# Exercise goal:
In the lines below, the string "Account" may appear; say how many lines hold it and give nothing more.

(Saved data entries)
- - - - - - -

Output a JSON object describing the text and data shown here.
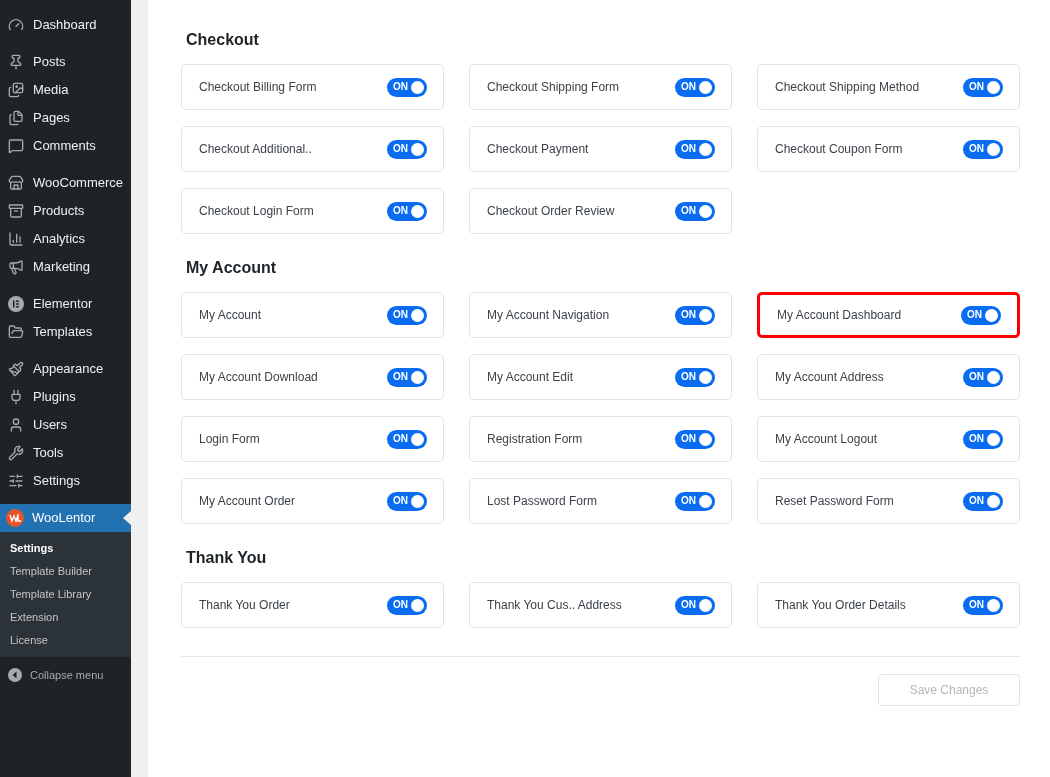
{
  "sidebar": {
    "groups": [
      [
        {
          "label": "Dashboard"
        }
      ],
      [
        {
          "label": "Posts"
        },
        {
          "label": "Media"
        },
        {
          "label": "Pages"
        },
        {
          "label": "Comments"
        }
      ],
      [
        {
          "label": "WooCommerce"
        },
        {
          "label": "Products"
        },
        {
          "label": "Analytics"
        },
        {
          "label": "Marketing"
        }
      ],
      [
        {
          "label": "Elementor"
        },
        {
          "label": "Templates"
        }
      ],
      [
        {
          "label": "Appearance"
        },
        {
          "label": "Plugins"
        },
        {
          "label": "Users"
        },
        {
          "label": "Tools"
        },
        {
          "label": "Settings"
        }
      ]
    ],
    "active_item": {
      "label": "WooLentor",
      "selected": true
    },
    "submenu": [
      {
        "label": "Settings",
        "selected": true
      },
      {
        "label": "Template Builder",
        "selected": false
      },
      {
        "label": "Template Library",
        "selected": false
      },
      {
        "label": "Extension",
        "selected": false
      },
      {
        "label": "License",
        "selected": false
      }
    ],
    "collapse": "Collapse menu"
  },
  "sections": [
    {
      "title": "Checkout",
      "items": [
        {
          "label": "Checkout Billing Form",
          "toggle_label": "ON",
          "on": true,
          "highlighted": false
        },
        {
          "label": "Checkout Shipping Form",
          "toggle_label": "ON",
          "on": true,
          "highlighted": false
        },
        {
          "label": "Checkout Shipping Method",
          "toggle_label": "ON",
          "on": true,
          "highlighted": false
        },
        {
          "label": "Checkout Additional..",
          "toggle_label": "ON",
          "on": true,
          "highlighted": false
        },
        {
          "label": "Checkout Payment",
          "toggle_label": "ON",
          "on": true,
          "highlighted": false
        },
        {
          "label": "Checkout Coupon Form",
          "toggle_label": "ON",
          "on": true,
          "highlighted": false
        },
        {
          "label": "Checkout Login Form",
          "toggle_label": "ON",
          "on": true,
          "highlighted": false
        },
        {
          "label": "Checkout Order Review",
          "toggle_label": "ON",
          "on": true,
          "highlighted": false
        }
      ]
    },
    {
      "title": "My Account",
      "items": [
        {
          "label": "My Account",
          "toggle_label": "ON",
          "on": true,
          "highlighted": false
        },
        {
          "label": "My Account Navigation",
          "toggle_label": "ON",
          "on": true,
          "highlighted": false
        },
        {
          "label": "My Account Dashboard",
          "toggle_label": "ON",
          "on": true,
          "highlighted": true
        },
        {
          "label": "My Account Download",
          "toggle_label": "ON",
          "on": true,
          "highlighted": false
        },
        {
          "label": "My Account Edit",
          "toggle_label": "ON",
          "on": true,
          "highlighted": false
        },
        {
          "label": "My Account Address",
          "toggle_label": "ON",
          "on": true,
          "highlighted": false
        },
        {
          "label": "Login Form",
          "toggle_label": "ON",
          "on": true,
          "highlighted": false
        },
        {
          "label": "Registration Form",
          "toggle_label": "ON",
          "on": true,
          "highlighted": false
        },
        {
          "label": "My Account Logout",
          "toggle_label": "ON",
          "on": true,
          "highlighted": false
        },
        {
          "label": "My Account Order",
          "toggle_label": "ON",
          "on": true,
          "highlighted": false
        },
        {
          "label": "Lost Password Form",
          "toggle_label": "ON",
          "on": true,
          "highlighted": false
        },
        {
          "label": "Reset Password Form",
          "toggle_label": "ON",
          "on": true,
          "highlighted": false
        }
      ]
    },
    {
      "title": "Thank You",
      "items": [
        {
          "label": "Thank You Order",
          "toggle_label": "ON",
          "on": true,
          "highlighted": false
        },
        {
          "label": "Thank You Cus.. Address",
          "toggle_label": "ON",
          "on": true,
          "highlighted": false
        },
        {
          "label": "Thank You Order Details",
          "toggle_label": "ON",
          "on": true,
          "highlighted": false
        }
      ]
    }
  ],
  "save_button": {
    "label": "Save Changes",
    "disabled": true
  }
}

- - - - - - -

# Task solution:
9